Work order.
Leave the pictures out and repeat the rest of the data below exactly.

* * * * * * *

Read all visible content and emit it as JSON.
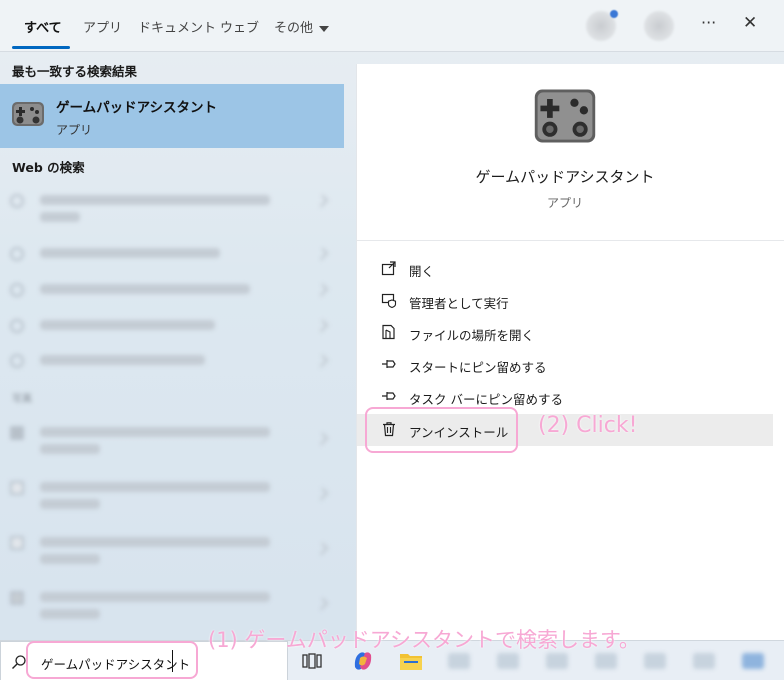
{
  "tabs": [
    {
      "label": "すべて"
    },
    {
      "label": "アプリ"
    },
    {
      "label": "ドキュメント"
    },
    {
      "label": "ウェブ"
    },
    {
      "label": "その他"
    }
  ],
  "window_controls": {
    "more": "···",
    "close": "✕"
  },
  "left": {
    "best_match_title": "最も一致する検索結果",
    "best_match": {
      "name": "ゲームパッドアシスタント",
      "type": "アプリ"
    },
    "web_title": "Web の検索",
    "other_title": "写真"
  },
  "right": {
    "app_name": "ゲームパッドアシスタント",
    "app_type": "アプリ",
    "actions": [
      {
        "label": "開く",
        "icon": "open-icon"
      },
      {
        "label": "管理者として実行",
        "icon": "admin-shield-icon"
      },
      {
        "label": "ファイルの場所を開く",
        "icon": "file-location-icon"
      },
      {
        "label": "スタートにピン留めする",
        "icon": "pin-icon"
      },
      {
        "label": "タスク バーにピン留めする",
        "icon": "pin-icon"
      },
      {
        "label": "アンインストール",
        "icon": "trash-icon"
      }
    ]
  },
  "annotations": {
    "click": "(2) Click!",
    "search_step": "(1) ゲームパッドアシスタントで検索します。"
  },
  "taskbar": {
    "search_value": "ゲームパッドアシスタント"
  },
  "colors": {
    "accent": "#0067c0",
    "highlight": "#9cc5e6",
    "annotation": "#f7a8d4"
  }
}
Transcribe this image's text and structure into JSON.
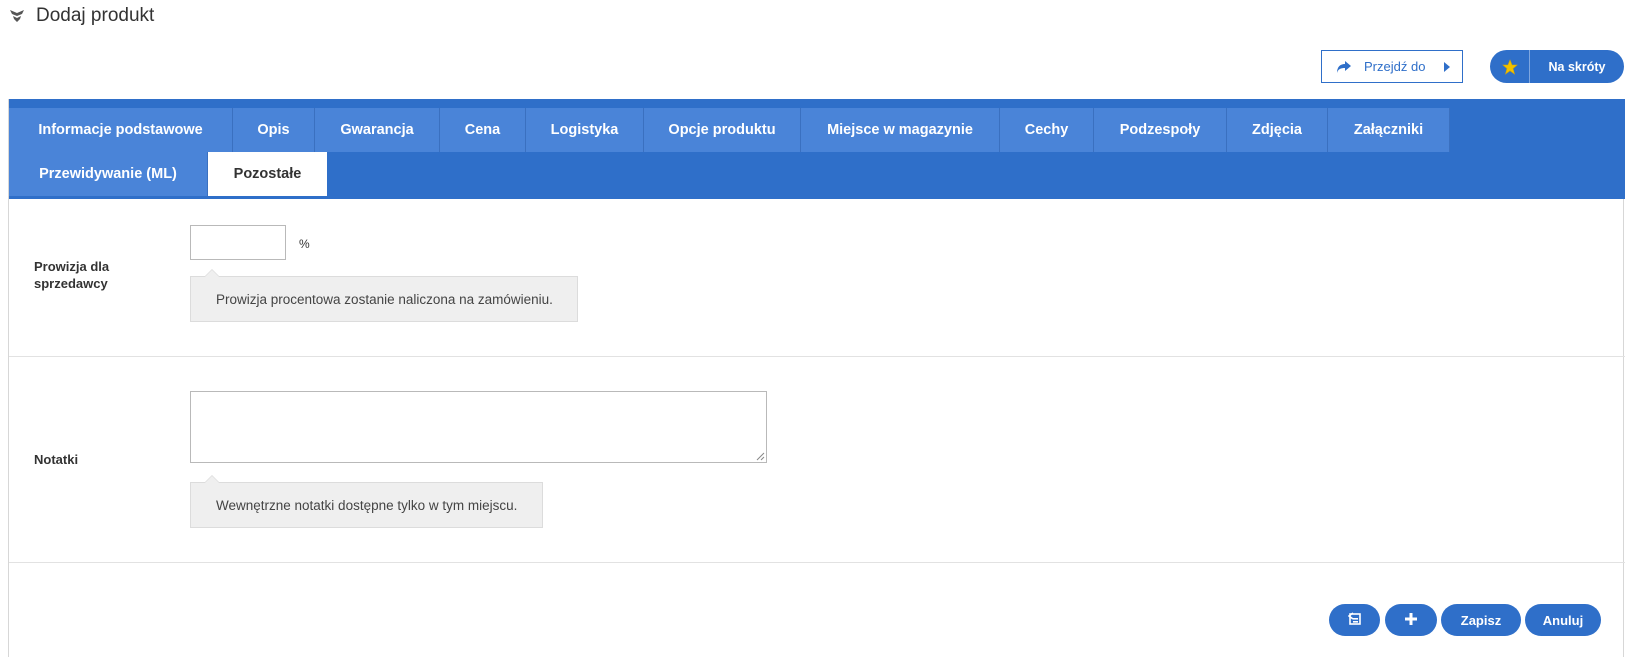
{
  "header": {
    "title": "Dodaj produkt",
    "icon": "product-hand-icon"
  },
  "actions": {
    "goto_label": "Przejdź do",
    "shortcuts_label": "Na skróty"
  },
  "tabs": [
    "Informacje podstawowe",
    "Opis",
    "Gwarancja",
    "Cena",
    "Logistyka",
    "Opcje produktu",
    "Miejsce w magazynie",
    "Cechy",
    "Podzespoły",
    "Zdjęcia",
    "Załączniki",
    "Przewidywanie (ML)",
    "Pozostałe"
  ],
  "active_tab": "Pozostałe",
  "form": {
    "commission": {
      "label": "Prowizja dla sprzedawcy",
      "value": "",
      "unit": "%",
      "hint": "Prowizja procentowa zostanie naliczona na zamówieniu."
    },
    "notes": {
      "label": "Notatki",
      "value": "",
      "hint": "Wewnętrzne notatki dostępne tylko w tym miejscu."
    }
  },
  "footer": {
    "save_label": "Zapisz",
    "cancel_label": "Anuluj"
  },
  "colors": {
    "accent": "#2f6fc9",
    "tab": "#4a84d8",
    "star": "#f2c200"
  }
}
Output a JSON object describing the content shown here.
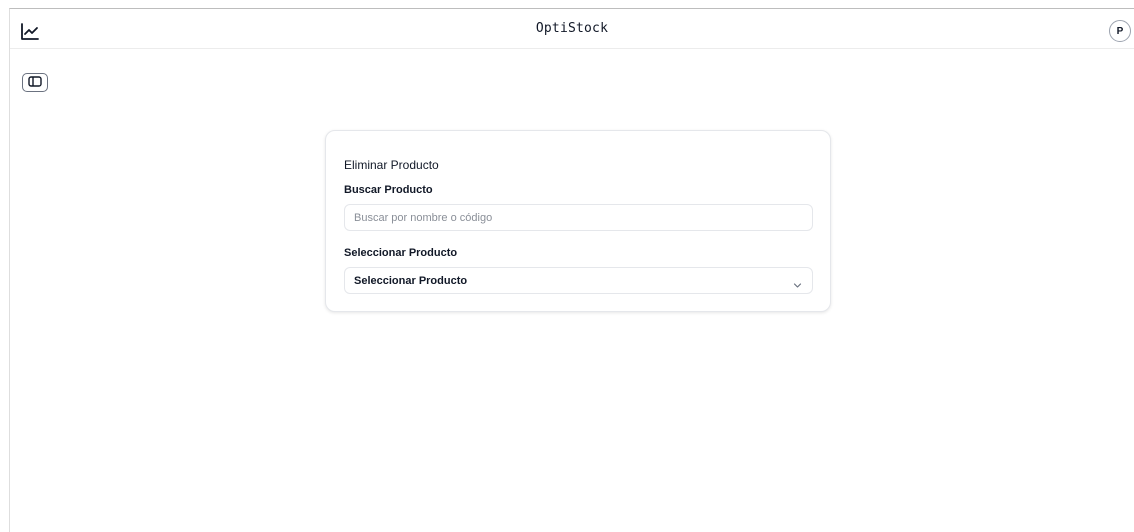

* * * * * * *

Your response.
Read all visible content and emit it as JSON.
{
  "tabs": [
    {
      "label": "すべて"
    },
    {
      "label": "アプリ"
    },
    {
      "label": "ドキュメント"
    },
    {
      "label": "ウェブ"
    },
    {
      "label": "その他"
    }
  ],
  "window_controls": {
    "more": "···",
    "close": "✕"
  },
  "left": {
    "best_match_title": "最も一致する検索結果",
    "best_match": {
      "name": "ゲームパッドアシスタント",
      "type": "アプリ"
    },
    "web_title": "Web の検索",
    "other_title": "写真"
  },
  "right": {
    "app_name": "ゲームパッドアシスタント",
    "app_type": "アプリ",
    "actions": [
      {
        "label": "開く",
        "icon": "open-icon"
      },
      {
        "label": "管理者として実行",
        "icon": "admin-shield-icon"
      },
      {
        "label": "ファイルの場所を開く",
        "icon": "file-location-icon"
      },
      {
        "label": "スタートにピン留めする",
        "icon": "pin-icon"
      },
      {
        "label": "タスク バーにピン留めする",
        "icon": "pin-icon"
      },
      {
        "label": "アンインストール",
        "icon": "trash-icon"
      }
    ]
  },
  "annotations": {
    "click": "(2) Click!",
    "search_step": "(1) ゲームパッドアシスタントで検索します。"
  },
  "taskbar": {
    "search_value": "ゲームパッドアシスタント"
  },
  "colors": {
    "accent": "#0067c0",
    "highlight": "#9cc5e6",
    "annotation": "#f7a8d4"
  }
}
Transcribe this image's text and structure into JSON.
{
  "header": {
    "title": "Dodaj produkt",
    "icon": "product-hand-icon"
  },
  "actions": {
    "goto_label": "Przejdź do",
    "shortcuts_label": "Na skróty"
  },
  "tabs": [
    "Informacje podstawowe",
    "Opis",
    "Gwarancja",
    "Cena",
    "Logistyka",
    "Opcje produktu",
    "Miejsce w magazynie",
    "Cechy",
    "Podzespoły",
    "Zdjęcia",
    "Załączniki",
    "Przewidywanie (ML)",
    "Pozostałe"
  ],
  "active_tab": "Pozostałe",
  "form": {
    "commission": {
      "label": "Prowizja dla sprzedawcy",
      "value": "",
      "unit": "%",
      "hint": "Prowizja procentowa zostanie naliczona na zamówieniu."
    },
    "notes": {
      "label": "Notatki",
      "value": "",
      "hint": "Wewnętrzne notatki dostępne tylko w tym miejscu."
    }
  },
  "footer": {
    "save_label": "Zapisz",
    "cancel_label": "Anuluj"
  },
  "colors": {
    "accent": "#2f6fc9",
    "tab": "#4a84d8",
    "star": "#f2c200"
  }
}
Output a JSON object describing the content shown here.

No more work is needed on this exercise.